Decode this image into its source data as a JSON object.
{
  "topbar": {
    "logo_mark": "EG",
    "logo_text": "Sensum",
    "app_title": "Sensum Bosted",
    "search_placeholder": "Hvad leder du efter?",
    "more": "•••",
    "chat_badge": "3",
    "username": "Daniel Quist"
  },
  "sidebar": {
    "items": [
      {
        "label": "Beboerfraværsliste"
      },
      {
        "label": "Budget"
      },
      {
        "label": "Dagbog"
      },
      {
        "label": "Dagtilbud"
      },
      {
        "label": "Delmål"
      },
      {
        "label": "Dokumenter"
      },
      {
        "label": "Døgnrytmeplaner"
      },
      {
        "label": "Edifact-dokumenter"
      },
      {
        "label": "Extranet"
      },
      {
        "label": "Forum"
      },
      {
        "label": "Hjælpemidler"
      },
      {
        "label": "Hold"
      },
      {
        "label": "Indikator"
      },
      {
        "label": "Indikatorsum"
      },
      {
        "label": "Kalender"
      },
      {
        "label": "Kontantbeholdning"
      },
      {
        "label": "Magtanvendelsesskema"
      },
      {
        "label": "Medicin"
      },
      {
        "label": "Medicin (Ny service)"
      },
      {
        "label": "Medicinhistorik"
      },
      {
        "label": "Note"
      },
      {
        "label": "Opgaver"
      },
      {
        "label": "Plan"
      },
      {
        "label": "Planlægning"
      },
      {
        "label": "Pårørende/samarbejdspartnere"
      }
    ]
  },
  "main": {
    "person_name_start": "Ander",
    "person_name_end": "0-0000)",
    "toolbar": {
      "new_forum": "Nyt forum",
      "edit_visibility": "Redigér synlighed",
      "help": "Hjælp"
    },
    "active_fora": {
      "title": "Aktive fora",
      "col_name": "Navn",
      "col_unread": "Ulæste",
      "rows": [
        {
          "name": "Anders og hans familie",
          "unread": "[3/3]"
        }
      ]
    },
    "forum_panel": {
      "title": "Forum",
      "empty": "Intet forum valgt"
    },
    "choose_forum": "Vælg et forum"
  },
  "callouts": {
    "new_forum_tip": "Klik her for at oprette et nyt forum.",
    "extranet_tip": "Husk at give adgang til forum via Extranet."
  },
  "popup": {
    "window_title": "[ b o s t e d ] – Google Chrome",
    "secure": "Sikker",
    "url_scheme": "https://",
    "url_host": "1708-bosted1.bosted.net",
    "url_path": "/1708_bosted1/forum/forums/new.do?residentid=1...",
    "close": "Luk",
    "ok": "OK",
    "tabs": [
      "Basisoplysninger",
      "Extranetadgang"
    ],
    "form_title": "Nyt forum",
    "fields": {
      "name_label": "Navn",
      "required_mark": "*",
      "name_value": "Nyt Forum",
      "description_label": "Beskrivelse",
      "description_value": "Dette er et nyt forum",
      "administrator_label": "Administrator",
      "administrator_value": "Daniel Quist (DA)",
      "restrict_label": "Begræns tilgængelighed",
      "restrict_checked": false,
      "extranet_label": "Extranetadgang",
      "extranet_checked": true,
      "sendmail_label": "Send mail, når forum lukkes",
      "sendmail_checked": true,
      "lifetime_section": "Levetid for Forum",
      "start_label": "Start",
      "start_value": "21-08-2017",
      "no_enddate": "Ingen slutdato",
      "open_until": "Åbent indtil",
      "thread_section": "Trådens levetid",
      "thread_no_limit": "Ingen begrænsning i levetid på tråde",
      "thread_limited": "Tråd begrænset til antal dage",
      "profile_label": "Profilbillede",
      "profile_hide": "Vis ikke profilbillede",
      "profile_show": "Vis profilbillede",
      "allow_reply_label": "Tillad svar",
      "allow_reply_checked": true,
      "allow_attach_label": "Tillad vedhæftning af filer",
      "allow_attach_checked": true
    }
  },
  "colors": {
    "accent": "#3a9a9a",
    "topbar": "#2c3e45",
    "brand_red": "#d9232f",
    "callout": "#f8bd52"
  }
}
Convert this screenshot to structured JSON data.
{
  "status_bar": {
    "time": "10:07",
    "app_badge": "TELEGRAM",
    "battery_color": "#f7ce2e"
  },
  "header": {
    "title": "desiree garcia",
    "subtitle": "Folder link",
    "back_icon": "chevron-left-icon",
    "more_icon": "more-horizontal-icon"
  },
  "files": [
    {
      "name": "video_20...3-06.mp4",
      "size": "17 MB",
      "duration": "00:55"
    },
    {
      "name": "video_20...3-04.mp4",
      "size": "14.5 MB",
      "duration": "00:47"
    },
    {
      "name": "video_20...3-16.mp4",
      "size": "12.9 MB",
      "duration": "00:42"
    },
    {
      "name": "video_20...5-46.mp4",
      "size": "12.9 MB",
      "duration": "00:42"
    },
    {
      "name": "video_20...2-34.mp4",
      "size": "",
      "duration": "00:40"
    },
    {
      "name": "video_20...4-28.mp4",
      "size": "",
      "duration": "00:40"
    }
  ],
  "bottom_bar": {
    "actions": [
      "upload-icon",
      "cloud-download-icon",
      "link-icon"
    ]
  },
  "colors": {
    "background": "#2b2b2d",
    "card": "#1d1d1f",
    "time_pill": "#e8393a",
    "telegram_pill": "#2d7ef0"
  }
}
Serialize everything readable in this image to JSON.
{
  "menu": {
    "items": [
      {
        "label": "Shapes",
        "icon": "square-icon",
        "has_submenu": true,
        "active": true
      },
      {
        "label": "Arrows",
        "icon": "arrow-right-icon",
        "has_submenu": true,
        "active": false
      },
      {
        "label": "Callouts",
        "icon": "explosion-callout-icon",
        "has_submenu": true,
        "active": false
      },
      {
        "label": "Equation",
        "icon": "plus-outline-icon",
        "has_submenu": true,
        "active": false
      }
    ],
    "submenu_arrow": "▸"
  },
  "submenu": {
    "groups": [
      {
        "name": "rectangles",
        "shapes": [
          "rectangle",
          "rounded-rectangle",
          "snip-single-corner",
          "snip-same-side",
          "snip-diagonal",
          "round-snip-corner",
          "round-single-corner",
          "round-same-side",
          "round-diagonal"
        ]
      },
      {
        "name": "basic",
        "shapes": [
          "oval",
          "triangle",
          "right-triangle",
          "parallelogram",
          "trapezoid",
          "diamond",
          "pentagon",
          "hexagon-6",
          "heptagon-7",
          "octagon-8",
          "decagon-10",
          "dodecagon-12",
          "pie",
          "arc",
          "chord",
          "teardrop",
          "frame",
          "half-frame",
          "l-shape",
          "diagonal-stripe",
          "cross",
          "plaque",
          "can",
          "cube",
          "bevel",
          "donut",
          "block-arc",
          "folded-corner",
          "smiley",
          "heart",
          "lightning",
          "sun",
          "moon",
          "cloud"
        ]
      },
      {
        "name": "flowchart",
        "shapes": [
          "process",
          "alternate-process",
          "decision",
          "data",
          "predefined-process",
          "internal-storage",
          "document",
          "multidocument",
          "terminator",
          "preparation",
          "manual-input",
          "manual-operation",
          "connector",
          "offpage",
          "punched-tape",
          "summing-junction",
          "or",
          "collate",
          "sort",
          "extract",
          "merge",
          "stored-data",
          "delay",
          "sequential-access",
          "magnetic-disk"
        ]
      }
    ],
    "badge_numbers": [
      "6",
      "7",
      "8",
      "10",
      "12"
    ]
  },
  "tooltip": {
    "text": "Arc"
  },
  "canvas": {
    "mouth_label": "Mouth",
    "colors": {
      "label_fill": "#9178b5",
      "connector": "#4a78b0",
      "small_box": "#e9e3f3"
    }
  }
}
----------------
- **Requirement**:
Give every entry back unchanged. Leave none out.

- **Solution for this task**:
Decode this image into its source data as a JSON object.
{
  "topbar": {
    "logo_mark": "EG",
    "logo_text": "Sensum",
    "app_title": "Sensum Bosted",
    "search_placeholder": "Hvad leder du efter?",
    "more": "•••",
    "chat_badge": "3",
    "username": "Daniel Quist"
  },
  "sidebar": {
    "items": [
      {
        "label": "Beboerfraværsliste"
      },
      {
        "label": "Budget"
      },
      {
        "label": "Dagbog"
      },
      {
        "label": "Dagtilbud"
      },
      {
        "label": "Delmål"
      },
      {
        "label": "Dokumenter"
      },
      {
        "label": "Døgnrytmeplaner"
      },
      {
        "label": "Edifact-dokumenter"
      },
      {
        "label": "Extranet"
      },
      {
        "label": "Forum"
      },
      {
        "label": "Hjælpemidler"
      },
      {
        "label": "Hold"
      },
      {
        "label": "Indikator"
      },
      {
        "label": "Indikatorsum"
      },
      {
        "label": "Kalender"
      },
      {
        "label": "Kontantbeholdning"
      },
      {
        "label": "Magtanvendelsesskema"
      },
      {
        "label": "Medicin"
      },
      {
        "label": "Medicin (Ny service)"
      },
      {
        "label": "Medicinhistorik"
      },
      {
        "label": "Note"
      },
      {
        "label": "Opgaver"
      },
      {
        "label": "Plan"
      },
      {
        "label": "Planlægning"
      },
      {
        "label": "Pårørende/samarbejdspartnere"
      }
    ]
  },
  "main": {
    "person_name_start": "Ander",
    "person_name_end": "0-0000)",
    "toolbar": {
      "new_forum": "Nyt forum",
      "edit_visibility": "Redigér synlighed",
      "help": "Hjælp"
    },
    "active_fora": {
      "title": "Aktive fora",
      "col_name": "Navn",
      "col_unread": "Ulæste",
      "rows": [
        {
          "name": "Anders og hans familie",
          "unread": "[3/3]"
        }
      ]
    },
    "forum_panel": {
      "title": "Forum",
      "empty": "Intet forum valgt"
    },
    "choose_forum": "Vælg et forum"
  },
  "callouts": {
    "new_forum_tip": "Klik her for at oprette et nyt forum.",
    "extranet_tip": "Husk at give adgang til forum via Extranet."
  },
  "popup": {
    "window_title": "[ b o s t e d ] – Google Chrome",
    "secure": "Sikker",
    "url_scheme": "https://",
    "url_host": "1708-bosted1.bosted.net",
    "url_path": "/1708_bosted1/forum/forums/new.do?residentid=1...",
    "close": "Luk",
    "ok": "OK",
    "tabs": [
      "Basisoplysninger",
      "Extranetadgang"
    ],
    "form_title": "Nyt forum",
    "fields": {
      "name_label": "Navn",
      "required_mark": "*",
      "name_value": "Nyt Forum",
      "description_label": "Beskrivelse",
      "description_value": "Dette er et nyt forum",
      "administrator_label": "Administrator",
      "administrator_value": "Daniel Quist (DA)",
      "restrict_label": "Begræns tilgængelighed",
      "restrict_checked": false,
      "extranet_label": "Extranetadgang",
      "extranet_checked": true,
      "sendmail_label": "Send mail, når forum lukkes",
      "sendmail_checked": true,
      "lifetime_section": "Levetid for Forum",
      "start_label": "Start",
      "start_value": "21-08-2017",
      "no_enddate": "Ingen slutdato",
      "open_until": "Åbent indtil",
      "thread_section": "Trådens levetid",
      "thread_no_limit": "Ingen begrænsning i levetid på tråde",
      "thread_limited": "Tråd begrænset til antal dage",
      "profile_label": "Profilbillede",
      "profile_hide": "Vis ikke profilbillede",
      "profile_show": "Vis profilbillede",
      "allow_reply_label": "Tillad svar",
      "allow_reply_checked": true,
      "allow_attach_label": "Tillad vedhæftning af filer",
      "allow_attach_checked": true
    }
  },
  "colors": {
    "accent": "#3a9a9a",
    "topbar": "#2c3e45",
    "brand_red": "#d9232f",
    "callout": "#f8bd52"
  }
}
Convert this screenshot to structured JSON data.
{
  "status_bar": {
    "time": "10:07",
    "app_badge": "TELEGRAM",
    "battery_color": "#f7ce2e"
  },
  "header": {
    "title": "desiree garcia",
    "subtitle": "Folder link",
    "back_icon": "chevron-left-icon",
    "more_icon": "more-horizontal-icon"
  },
  "files": [
    {
      "name": "video_20...3-06.mp4",
      "size": "17 MB",
      "duration": "00:55"
    },
    {
      "name": "video_20...3-04.mp4",
      "size": "14.5 MB",
      "duration": "00:47"
    },
    {
      "name": "video_20...3-16.mp4",
      "size": "12.9 MB",
      "duration": "00:42"
    },
    {
      "name": "video_20...5-46.mp4",
      "size": "12.9 MB",
      "duration": "00:42"
    },
    {
      "name": "video_20...2-34.mp4",
      "size": "",
      "duration": "00:40"
    },
    {
      "name": "video_20...4-28.mp4",
      "size": "",
      "duration": "00:40"
    }
  ],
  "bottom_bar": {
    "actions": [
      "upload-icon",
      "cloud-download-icon",
      "link-icon"
    ]
  },
  "colors": {
    "background": "#2b2b2d",
    "card": "#1d1d1f",
    "time_pill": "#e8393a",
    "telegram_pill": "#2d7ef0"
  }
}
Serialize everything readable in this image to JSON.
{
  "menu": {
    "items": [
      {
        "label": "Shapes",
        "icon": "square-icon",
        "has_submenu": true,
        "active": true
      },
      {
        "label": "Arrows",
        "icon": "arrow-right-icon",
        "has_submenu": true,
        "active": false
      },
      {
        "label": "Callouts",
        "icon": "explosion-callout-icon",
        "has_submenu": true,
        "active": false
      },
      {
        "label": "Equation",
        "icon": "plus-outline-icon",
        "has_submenu": true,
        "active": false
      }
    ],
    "submenu_arrow": "▸"
  },
  "submenu": {
    "groups": [
      {
        "name": "rectangles",
        "shapes": [
          "rectangle",
          "rounded-rectangle",
          "snip-single-corner",
          "snip-same-side",
          "snip-diagonal",
          "round-snip-corner",
          "round-single-corner",
          "round-same-side",
          "round-diagonal"
        ]
      },
      {
        "name": "basic",
        "shapes": [
          "oval",
          "triangle",
          "right-triangle",
          "parallelogram",
          "trapezoid",
          "diamond",
          "pentagon",
          "hexagon-6",
          "heptagon-7",
          "octagon-8",
          "decagon-10",
          "dodecagon-12",
          "pie",
          "arc",
          "chord",
          "teardrop",
          "frame",
          "half-frame",
          "l-shape",
          "diagonal-stripe",
          "cross",
          "plaque",
          "can",
          "cube",
          "bevel",
          "donut",
          "block-arc",
          "folded-corner",
          "smiley",
          "heart",
          "lightning",
          "sun",
          "moon",
          "cloud"
        ]
      },
      {
        "name": "flowchart",
        "shapes": [
          "process",
          "alternate-process",
          "decision",
          "data",
          "predefined-process",
          "internal-storage",
          "document",
          "multidocument",
          "terminator",
          "preparation",
          "manual-input",
          "manual-operation",
          "connector",
          "offpage",
          "punched-tape",
          "summing-junction",
          "or",
          "collate",
          "sort",
          "extract",
          "merge",
          "stored-data",
          "delay",
          "sequential-access",
          "magnetic-disk"
        ]
      }
    ],
    "badge_numbers": [
      "6",
      "7",
      "8",
      "10",
      "12"
    ]
  },
  "tooltip": {
    "text": "Arc"
  },
  "canvas": {
    "mouth_label": "Mouth",
    "colors": {
      "label_fill": "#9178b5",
      "connector": "#4a78b0",
      "small_box": "#e9e3f3"
    }
  }
}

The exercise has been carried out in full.